The liturgical repertoires of the Portuguese community in Amsterdam have also been the object of study. The list of sound recordings included in the Syllabus features The Western Sephardi Liturgical Tradition, a CD that presents a selection of 39 melodies sung by Abraham Lopes Cardozo (Amsterdam, 1914-New York, 2006). Rev. Lopes Cardozo came from a long line of Portuguese Jews who settled in Amsterdam in the 17th century (his great-grandfather was a chief Rabbi of the community), and served three Spanish-Portuguese communities in his capacity as hazzan (synagogue cantor)—Amsterdam, Paramaribo (Suriname), and New York City. A liturgical repertoire, like the one recorded in the CD, is the result of ethnographic fieldwork and of studio “reconstructions,” according to a methodology we will be discussing in the coming weeks.

As we see through a host of concurring visual, archival, literary and musical sources, the space of the synagogue provides a space for both the normative/liturgical and the non-normative/paraliturgical. In exploring synagogue life, we will be focusing precisely on that intersection.

The mandatory YouTube links

Since every university course must begin with a YouTube video, I decided to post two of them. Here you have two fine examples of how synagogue life has been portrayed in recent American/Global popular culture.

First, the amazing Bar Mizvah scene from A Serious Man (2009) by Joen and Ethan Cohen.

Then the much less irreverent Drake (in spite of the gross language).

In both cases, you are invited to listen to the sounds, the music, and look out for the architectural features of the synagogal space, the ritual objects involved, and, especially, for body language.

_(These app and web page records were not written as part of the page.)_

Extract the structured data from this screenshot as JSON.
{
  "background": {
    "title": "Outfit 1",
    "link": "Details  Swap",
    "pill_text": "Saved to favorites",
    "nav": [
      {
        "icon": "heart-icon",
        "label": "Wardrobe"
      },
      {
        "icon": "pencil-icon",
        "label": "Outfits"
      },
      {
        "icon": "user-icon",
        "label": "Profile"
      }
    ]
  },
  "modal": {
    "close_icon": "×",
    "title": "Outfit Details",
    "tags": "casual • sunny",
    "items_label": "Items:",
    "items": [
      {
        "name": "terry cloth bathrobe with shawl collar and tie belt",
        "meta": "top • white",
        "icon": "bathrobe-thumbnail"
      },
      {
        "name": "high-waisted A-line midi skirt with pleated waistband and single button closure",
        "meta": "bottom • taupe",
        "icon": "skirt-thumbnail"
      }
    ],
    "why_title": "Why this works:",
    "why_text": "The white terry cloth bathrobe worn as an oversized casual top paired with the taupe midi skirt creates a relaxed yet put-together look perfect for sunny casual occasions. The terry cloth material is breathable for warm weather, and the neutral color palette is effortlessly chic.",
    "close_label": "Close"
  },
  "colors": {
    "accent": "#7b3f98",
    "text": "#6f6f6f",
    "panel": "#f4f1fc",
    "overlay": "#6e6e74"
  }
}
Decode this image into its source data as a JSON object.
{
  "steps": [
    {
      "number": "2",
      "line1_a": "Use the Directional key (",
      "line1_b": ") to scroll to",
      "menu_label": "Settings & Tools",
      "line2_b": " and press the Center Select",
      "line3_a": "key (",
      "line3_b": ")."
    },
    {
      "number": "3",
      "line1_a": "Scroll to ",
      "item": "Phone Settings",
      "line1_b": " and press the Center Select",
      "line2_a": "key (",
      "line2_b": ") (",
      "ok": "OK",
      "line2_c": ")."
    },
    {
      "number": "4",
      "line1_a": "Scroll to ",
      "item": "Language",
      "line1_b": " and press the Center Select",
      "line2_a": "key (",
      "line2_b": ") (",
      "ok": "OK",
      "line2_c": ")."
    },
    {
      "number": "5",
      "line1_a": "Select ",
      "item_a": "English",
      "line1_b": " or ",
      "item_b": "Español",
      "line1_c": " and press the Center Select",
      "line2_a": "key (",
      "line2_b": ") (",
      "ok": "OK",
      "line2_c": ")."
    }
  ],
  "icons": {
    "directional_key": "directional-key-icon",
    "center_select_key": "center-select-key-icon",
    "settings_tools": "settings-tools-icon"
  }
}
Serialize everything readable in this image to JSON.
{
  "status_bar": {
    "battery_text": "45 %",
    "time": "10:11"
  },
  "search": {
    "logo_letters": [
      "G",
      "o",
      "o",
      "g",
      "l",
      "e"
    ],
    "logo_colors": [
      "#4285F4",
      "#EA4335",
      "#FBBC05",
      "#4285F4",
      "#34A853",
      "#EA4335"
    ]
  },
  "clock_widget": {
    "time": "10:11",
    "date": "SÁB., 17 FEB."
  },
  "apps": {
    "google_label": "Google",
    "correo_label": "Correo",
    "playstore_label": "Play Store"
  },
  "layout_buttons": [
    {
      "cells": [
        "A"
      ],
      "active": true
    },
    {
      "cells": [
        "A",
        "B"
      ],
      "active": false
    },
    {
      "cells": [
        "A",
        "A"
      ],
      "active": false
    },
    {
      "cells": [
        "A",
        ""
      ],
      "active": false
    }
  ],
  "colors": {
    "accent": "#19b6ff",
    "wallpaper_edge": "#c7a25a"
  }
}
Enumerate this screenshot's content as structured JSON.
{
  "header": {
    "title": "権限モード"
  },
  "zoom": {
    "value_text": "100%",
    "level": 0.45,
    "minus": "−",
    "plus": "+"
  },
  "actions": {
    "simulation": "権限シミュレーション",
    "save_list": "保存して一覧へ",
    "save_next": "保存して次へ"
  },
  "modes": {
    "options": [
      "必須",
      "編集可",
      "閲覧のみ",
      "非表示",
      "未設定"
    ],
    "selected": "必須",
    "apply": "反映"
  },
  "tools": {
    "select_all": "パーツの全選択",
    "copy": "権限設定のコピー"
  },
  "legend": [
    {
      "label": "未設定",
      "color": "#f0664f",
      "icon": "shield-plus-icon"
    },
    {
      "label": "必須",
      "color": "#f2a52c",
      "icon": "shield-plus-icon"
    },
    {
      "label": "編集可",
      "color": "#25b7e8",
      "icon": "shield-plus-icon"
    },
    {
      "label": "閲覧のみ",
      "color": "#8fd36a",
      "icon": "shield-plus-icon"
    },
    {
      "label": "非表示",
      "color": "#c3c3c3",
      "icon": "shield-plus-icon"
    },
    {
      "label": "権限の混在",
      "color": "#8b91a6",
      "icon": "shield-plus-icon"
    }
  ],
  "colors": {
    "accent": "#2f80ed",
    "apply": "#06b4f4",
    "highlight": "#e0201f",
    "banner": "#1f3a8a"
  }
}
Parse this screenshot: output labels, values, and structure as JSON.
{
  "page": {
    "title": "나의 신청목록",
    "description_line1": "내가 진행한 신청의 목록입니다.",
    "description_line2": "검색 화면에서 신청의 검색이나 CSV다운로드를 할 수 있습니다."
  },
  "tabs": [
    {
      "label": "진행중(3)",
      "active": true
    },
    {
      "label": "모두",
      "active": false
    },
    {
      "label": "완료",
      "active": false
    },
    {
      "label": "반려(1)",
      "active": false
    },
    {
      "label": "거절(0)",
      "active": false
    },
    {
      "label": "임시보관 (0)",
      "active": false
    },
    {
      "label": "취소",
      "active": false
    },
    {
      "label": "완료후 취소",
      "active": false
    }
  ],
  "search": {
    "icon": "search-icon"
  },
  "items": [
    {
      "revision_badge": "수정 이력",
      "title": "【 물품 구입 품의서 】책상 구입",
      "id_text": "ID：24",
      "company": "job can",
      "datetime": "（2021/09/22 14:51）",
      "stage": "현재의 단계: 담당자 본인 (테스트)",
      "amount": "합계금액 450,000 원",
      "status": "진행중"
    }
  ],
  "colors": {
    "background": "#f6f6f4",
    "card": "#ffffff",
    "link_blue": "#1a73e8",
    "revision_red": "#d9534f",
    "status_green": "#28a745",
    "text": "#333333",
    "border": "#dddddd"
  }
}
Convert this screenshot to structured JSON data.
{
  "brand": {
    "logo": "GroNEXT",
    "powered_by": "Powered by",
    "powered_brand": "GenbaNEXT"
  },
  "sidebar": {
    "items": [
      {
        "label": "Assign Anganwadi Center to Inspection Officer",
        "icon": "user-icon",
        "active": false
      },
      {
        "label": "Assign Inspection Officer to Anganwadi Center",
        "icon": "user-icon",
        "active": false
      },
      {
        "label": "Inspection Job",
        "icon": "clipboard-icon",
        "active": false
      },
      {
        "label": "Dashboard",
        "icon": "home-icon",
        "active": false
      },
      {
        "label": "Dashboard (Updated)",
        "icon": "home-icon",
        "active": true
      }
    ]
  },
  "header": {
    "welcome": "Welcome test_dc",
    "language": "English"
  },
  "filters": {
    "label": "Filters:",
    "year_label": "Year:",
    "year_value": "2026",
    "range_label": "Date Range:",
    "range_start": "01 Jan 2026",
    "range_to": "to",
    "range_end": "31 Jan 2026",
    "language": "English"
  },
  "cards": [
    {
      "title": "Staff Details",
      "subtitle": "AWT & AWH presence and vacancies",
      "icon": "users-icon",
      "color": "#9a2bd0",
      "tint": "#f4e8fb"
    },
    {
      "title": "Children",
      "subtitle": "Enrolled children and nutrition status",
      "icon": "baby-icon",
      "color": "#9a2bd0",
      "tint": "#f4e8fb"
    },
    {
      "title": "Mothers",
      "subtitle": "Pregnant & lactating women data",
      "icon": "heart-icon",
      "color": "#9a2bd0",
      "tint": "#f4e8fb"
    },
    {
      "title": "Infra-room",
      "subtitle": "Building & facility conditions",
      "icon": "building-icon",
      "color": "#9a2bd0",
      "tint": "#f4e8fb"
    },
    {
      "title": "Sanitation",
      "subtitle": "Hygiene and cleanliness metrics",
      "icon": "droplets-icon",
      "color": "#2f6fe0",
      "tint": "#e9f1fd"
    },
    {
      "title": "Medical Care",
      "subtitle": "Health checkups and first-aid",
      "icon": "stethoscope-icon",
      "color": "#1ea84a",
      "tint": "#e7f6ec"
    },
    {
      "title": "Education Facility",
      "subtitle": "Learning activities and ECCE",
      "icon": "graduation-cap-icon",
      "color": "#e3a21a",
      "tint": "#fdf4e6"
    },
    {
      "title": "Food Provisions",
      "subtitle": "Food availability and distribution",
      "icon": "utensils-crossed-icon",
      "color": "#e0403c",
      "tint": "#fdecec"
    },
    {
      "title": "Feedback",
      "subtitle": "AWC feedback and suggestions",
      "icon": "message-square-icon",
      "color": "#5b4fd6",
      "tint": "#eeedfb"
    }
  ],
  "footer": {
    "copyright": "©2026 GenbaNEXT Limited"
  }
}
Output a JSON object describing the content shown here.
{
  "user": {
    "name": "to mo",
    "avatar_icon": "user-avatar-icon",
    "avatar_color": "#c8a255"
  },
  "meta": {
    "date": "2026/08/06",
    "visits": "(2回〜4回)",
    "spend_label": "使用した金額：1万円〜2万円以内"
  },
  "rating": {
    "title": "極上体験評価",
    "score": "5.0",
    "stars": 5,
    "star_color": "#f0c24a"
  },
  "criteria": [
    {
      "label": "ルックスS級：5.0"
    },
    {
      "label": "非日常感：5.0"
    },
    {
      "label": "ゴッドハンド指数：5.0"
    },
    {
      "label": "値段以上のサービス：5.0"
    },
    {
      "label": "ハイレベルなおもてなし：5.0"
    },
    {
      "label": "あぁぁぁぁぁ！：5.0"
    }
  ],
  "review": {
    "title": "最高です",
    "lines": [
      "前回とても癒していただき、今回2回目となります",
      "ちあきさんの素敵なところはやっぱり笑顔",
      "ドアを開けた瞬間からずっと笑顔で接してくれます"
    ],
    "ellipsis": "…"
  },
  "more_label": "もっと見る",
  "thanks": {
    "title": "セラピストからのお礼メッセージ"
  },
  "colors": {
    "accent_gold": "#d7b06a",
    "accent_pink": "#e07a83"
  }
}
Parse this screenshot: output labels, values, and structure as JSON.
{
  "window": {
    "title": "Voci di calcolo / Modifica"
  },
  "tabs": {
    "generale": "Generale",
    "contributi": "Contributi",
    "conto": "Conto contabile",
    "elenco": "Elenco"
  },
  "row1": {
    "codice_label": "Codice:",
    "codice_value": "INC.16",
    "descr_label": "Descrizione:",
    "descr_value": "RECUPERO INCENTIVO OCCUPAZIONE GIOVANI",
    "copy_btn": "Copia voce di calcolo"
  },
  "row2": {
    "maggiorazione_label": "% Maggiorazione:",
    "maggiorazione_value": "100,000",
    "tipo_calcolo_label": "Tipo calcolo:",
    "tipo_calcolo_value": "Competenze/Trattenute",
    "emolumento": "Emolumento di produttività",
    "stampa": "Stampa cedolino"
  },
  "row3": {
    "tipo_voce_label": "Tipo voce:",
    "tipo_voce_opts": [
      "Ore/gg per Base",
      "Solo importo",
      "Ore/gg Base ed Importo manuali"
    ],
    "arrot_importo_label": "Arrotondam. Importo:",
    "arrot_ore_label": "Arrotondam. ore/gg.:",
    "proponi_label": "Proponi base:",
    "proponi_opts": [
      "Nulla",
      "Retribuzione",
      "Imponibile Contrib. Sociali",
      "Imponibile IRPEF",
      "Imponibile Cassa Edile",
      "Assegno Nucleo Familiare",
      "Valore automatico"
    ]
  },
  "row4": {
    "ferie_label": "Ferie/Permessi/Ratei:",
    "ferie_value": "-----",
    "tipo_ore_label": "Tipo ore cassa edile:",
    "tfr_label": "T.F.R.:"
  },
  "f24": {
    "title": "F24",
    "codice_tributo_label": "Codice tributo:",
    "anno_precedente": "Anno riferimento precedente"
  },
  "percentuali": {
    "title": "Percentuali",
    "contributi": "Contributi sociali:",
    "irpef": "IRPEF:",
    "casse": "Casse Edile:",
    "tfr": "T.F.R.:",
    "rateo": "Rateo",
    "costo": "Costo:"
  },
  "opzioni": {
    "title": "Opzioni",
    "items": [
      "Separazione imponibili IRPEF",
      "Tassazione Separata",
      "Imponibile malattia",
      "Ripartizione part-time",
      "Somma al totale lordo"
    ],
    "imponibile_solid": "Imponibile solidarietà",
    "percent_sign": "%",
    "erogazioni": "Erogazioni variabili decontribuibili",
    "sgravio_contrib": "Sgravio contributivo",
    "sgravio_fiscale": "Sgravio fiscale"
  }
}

Even more importantly, it is worthwhile noting that even though these are just “reconstructions” of Jewish liturgical (and para-liturgical) settings, they are not much more distant from the “real thing” than many of the archival sources we have in our hands when we study music in the context of synagogue life. Given the traditional Jewish prohibition against writing and using electrically-operated equipment on the Sabbath and other major liturgical occasions, much of the documentation in our possession is derivative (recorded in a studio, or in a recreated setting, albeit from traditional culture bearers). Unless, of course, instead of relying on YouTube videos, or on materials traditionally kept in libraries and archives (sound recordings, musical transcriptions, and books), we go and see things first hand.

In the course of this seminar, we will not only talk about, but actually get a taste of fieldwork. I promise.